  1. We clearfix both the wrapper element, media, and the inner content wrapper, bd (body) using the secret benefits of overflow. There are other ways we could have implemented the clearfix plus new formatting context. More on that in a later post.
  2. Then we float our image wrapper (generally a link) left and our optional right region to the right.
  3. Finally, we set some margins and paddings to keep everything lining up nicely. You might choose to set margins via a class which extends the .img object if you have several different kinds of images with different spacing and decoration.

Voila, we’re done. It is a very simple object, but it is very powerful. We can eliminate a lot of lines of code abstracting this repeating pattern. The code for the media block and many other “web Lego” are available on the Object Oriented CSS open source project.

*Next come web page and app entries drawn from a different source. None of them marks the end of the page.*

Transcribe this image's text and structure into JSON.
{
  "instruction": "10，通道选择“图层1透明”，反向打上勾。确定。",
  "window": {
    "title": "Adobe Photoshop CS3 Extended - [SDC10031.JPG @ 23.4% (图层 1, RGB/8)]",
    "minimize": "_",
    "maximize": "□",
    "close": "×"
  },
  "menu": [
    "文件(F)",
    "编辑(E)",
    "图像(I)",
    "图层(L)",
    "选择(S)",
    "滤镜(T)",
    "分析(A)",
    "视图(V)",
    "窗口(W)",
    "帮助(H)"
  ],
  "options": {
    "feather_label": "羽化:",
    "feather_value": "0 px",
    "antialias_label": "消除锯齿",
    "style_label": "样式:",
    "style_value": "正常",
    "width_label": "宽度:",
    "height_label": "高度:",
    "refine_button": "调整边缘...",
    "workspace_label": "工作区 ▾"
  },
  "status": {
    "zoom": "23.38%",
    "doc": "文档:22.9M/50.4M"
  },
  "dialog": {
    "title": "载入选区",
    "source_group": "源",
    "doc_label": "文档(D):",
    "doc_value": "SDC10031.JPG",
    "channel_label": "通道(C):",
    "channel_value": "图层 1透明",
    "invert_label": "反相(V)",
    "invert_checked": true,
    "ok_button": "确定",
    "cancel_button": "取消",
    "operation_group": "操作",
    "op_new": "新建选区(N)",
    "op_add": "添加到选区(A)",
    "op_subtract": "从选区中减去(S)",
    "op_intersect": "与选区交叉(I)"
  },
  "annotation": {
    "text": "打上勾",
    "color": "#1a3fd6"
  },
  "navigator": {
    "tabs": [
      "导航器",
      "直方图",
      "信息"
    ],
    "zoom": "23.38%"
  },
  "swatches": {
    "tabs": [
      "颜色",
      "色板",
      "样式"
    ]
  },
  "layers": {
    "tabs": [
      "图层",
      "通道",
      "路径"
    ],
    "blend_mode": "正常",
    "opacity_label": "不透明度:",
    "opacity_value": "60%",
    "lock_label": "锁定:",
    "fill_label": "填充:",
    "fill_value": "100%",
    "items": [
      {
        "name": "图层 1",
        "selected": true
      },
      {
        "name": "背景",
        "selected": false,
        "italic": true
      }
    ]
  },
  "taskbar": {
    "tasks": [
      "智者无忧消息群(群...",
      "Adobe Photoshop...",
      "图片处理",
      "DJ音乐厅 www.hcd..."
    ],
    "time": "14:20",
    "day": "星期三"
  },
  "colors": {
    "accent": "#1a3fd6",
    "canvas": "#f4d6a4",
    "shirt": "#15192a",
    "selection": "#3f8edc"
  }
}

How to create CSS objects? Get the granularity right!

In a previous post, I said:

Shoehorning CSS and HTML into PHP abstractions prevents the code from being DRY and ultimately leads to code bloat, because, the CSS and HTML require a far more granular object structure than the PHP.

And then I didn’t expand on it, or give proper context. Ooops, sorry!

Correct granularity is one of the keys to tiny CSS

In the PHP layer, the following stream story (from facebook) might be a single object. All of the logic of determining which bits of HTML to show or hide are contained within one object structure.

An example of a stream story on the facebook website

A Facebook stream story

Frequently, developers try to make the CSS match this middle-end logic. We expect all the CSS code for the stream story to be sand-boxed within a wrapper id, for example #story. This ends up with bloated code that isn’t DRY. Why? because the proper architecture for the CSS layer is much more granular. Trying to base the CSS architecture on the PHP layer is something akin to trying to use the DB schema to configure apache. It just doesn’t work.

stream story broken down

The stream story is composed of many smaller (more granular) objects

So we can see that the stream story example above is composed of many more granular objects. As we make the objects more granular, we begin to see the same patterns emerge over and over, and the same objects become much more reusable. We start to see that most sites on the interwebs are composed of the same basic repeating patterns combined in different ways. As a side benefit, the CSS gets *much* smaller and simpler.

The stream story, one PHP object, is composed of several HTML & CSS objects:

1 heading


5 Media Blocks

2 Link Styles

Link Styles

1 Comments List

Comments List

1 Action List

Action List

1 Paragraph


Benefits of this approach?

Getting the CSS object granularity right means that our CSS (and by extension, our HTML) become much simpler and lighter. Our little reusable object can be employed across the site to create new and different pages without adding to the weight of the CSS.

As a starting point, I recommend creating the following objects: headings, lists, text treatments and links, containers, media, grids, and template. Create all your smallest objects first, before you build whole pages, and your CSS will stay small by default.